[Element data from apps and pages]
--*--

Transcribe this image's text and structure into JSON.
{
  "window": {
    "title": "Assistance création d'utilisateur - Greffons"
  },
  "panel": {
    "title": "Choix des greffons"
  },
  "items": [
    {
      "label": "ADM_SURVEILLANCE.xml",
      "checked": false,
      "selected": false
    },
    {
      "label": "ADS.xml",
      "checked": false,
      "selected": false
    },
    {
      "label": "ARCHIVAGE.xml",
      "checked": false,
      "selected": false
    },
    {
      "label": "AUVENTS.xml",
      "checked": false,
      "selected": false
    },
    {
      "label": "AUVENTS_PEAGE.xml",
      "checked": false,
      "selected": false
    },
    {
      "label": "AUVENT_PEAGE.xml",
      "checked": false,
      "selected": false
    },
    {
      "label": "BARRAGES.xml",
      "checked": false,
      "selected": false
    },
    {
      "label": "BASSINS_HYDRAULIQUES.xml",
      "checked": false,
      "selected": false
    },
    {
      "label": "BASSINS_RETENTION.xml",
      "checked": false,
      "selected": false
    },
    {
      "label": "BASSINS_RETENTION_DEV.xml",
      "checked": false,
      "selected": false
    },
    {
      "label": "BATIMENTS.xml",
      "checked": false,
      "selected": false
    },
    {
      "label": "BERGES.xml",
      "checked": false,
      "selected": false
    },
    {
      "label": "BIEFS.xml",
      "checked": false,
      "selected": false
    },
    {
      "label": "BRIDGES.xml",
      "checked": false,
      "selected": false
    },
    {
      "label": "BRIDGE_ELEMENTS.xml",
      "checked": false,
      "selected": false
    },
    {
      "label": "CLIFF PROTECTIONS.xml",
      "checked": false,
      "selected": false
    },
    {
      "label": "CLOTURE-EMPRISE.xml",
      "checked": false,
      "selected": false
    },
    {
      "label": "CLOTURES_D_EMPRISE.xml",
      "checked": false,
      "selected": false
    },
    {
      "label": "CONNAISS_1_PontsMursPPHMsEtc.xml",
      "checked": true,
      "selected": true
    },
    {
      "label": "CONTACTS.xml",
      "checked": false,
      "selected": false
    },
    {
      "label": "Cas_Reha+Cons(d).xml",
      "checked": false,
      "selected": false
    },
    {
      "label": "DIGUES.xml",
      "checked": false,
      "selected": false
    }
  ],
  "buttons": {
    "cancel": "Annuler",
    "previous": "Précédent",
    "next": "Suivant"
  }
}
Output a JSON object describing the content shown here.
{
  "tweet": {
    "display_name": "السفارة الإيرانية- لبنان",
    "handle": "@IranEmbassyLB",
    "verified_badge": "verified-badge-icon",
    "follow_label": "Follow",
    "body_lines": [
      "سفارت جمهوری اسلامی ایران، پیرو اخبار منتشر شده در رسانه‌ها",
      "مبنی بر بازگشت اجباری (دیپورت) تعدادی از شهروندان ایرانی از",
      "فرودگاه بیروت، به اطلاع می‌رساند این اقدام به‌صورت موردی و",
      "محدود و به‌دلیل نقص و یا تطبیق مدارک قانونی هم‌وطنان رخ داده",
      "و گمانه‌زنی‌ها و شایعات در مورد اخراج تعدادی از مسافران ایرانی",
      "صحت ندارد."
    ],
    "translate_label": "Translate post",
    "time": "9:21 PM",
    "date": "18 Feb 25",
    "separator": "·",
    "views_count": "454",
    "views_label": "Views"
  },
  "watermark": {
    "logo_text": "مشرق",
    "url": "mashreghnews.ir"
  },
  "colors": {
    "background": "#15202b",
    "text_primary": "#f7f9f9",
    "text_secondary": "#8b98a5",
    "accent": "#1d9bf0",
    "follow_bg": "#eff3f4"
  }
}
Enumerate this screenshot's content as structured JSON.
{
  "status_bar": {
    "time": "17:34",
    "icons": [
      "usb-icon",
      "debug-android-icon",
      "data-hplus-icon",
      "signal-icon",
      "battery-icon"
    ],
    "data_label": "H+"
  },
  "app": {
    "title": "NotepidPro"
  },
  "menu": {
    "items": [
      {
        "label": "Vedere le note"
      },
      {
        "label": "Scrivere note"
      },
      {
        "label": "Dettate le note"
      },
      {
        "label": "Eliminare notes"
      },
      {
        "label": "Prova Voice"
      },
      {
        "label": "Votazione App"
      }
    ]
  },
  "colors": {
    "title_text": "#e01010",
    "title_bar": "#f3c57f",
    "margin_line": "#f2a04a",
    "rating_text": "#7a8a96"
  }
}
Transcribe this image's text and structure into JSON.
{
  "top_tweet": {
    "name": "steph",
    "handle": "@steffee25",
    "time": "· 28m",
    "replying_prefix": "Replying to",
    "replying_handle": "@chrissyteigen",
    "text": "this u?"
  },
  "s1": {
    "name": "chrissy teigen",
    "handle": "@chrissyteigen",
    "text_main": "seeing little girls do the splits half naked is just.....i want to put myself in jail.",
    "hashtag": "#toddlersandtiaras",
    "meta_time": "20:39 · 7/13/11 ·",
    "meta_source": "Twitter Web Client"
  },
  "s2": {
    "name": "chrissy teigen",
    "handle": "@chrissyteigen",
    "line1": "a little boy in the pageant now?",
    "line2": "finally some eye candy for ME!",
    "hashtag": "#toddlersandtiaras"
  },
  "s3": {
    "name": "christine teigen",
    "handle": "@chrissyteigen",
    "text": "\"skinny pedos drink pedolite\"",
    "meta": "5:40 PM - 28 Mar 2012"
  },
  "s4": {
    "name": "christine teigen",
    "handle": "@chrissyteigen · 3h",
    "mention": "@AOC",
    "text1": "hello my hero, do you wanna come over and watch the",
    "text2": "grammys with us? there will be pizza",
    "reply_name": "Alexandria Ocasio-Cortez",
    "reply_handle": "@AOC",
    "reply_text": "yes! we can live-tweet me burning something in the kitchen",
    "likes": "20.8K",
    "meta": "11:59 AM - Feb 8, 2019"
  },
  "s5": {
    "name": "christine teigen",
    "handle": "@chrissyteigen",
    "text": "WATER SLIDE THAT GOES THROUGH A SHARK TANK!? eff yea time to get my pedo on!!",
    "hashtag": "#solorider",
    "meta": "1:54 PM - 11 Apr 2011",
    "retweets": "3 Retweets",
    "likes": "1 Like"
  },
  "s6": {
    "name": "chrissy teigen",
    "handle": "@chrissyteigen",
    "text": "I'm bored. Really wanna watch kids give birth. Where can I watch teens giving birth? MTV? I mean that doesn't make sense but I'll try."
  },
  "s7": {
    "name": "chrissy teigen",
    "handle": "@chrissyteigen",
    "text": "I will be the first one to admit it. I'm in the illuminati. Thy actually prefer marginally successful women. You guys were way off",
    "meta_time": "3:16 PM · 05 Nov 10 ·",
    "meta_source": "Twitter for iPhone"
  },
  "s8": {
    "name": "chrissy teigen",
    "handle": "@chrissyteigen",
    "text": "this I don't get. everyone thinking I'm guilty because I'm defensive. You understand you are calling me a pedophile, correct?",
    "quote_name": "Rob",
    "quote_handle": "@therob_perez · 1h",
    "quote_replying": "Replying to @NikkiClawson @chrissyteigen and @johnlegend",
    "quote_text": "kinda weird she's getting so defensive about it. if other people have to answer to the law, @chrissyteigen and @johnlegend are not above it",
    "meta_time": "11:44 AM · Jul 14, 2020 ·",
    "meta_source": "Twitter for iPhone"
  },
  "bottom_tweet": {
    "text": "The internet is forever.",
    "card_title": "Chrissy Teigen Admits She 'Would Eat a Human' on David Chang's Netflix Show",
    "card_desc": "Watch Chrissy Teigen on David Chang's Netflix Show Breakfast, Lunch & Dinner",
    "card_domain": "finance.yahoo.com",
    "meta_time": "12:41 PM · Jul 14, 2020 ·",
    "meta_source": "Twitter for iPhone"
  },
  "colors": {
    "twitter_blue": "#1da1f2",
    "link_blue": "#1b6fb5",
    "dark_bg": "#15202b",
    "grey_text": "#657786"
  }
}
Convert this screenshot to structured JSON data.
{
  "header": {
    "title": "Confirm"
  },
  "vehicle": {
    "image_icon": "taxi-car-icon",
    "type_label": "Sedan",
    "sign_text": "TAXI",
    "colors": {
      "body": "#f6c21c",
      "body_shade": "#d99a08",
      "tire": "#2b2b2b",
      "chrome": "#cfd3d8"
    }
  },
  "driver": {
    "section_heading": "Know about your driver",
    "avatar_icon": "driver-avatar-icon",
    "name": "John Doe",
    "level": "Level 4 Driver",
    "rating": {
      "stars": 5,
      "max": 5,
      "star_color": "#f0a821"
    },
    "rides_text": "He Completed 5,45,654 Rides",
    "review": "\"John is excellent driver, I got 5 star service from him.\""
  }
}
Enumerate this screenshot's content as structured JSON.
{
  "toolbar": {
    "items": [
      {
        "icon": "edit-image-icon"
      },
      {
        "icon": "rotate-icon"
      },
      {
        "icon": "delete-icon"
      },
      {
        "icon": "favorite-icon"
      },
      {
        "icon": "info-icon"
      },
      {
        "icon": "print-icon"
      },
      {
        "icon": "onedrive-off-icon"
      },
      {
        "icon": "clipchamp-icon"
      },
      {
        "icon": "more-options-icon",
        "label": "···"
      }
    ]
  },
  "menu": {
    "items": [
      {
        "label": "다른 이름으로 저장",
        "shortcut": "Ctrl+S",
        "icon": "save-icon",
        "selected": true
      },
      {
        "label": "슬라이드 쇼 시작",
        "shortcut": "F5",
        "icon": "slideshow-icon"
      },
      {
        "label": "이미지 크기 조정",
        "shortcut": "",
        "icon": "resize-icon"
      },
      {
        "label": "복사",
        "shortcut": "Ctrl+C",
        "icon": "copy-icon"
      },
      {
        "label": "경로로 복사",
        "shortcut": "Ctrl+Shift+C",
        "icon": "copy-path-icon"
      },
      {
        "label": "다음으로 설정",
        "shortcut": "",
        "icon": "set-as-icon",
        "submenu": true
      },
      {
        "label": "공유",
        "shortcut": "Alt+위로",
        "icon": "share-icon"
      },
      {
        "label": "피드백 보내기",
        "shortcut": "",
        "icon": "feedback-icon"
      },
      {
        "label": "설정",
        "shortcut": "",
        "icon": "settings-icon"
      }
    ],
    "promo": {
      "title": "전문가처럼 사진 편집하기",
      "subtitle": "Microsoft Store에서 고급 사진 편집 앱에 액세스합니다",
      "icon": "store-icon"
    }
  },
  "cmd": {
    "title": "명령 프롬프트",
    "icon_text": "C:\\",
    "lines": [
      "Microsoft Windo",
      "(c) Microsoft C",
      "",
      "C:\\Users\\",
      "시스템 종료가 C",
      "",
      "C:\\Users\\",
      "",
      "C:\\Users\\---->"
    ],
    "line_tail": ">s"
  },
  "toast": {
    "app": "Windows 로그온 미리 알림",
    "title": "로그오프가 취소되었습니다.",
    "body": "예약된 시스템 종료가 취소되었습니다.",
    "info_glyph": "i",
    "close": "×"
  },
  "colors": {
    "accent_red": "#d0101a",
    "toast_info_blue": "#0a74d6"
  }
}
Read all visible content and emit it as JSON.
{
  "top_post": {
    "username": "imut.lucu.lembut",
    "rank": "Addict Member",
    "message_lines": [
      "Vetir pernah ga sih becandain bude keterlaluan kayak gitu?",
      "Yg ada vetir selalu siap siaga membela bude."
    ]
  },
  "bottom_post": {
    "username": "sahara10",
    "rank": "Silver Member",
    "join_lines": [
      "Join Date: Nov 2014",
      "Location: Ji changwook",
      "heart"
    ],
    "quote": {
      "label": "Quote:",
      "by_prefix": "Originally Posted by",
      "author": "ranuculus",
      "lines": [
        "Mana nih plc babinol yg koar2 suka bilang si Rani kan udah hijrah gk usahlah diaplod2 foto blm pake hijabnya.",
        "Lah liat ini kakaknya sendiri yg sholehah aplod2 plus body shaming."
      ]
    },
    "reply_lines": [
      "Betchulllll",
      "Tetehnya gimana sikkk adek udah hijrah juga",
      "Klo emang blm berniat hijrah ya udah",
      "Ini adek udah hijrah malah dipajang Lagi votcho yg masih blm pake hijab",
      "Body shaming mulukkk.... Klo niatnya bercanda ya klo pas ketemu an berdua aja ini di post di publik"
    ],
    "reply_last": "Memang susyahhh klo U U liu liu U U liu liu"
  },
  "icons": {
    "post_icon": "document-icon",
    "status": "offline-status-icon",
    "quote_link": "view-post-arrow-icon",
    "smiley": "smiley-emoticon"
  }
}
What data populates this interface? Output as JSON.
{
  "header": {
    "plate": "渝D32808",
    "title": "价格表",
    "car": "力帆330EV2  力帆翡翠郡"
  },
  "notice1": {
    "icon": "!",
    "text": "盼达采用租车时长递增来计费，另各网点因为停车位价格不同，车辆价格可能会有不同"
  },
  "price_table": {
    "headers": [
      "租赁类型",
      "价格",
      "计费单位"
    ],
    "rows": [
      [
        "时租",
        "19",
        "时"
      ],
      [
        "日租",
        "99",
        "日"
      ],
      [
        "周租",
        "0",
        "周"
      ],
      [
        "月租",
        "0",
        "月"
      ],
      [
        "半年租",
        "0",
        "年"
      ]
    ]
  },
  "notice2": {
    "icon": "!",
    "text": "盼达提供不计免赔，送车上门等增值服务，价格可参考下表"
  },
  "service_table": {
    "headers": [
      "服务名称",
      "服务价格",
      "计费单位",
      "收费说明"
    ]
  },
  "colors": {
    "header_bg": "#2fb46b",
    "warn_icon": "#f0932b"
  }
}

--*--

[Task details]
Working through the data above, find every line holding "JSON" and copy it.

[Your response]
Transcribe this image's text and structure into JSON.
Output a JSON object describing the content shown here.
Enumerate this screenshot's content as structured JSON.
Transcribe this image's text and structure into JSON.
Convert this screenshot to structured JSON data.
Enumerate this screenshot's content as structured JSON.
Read all visible content and emit it as JSON.
What data populates this interface? Output as JSON.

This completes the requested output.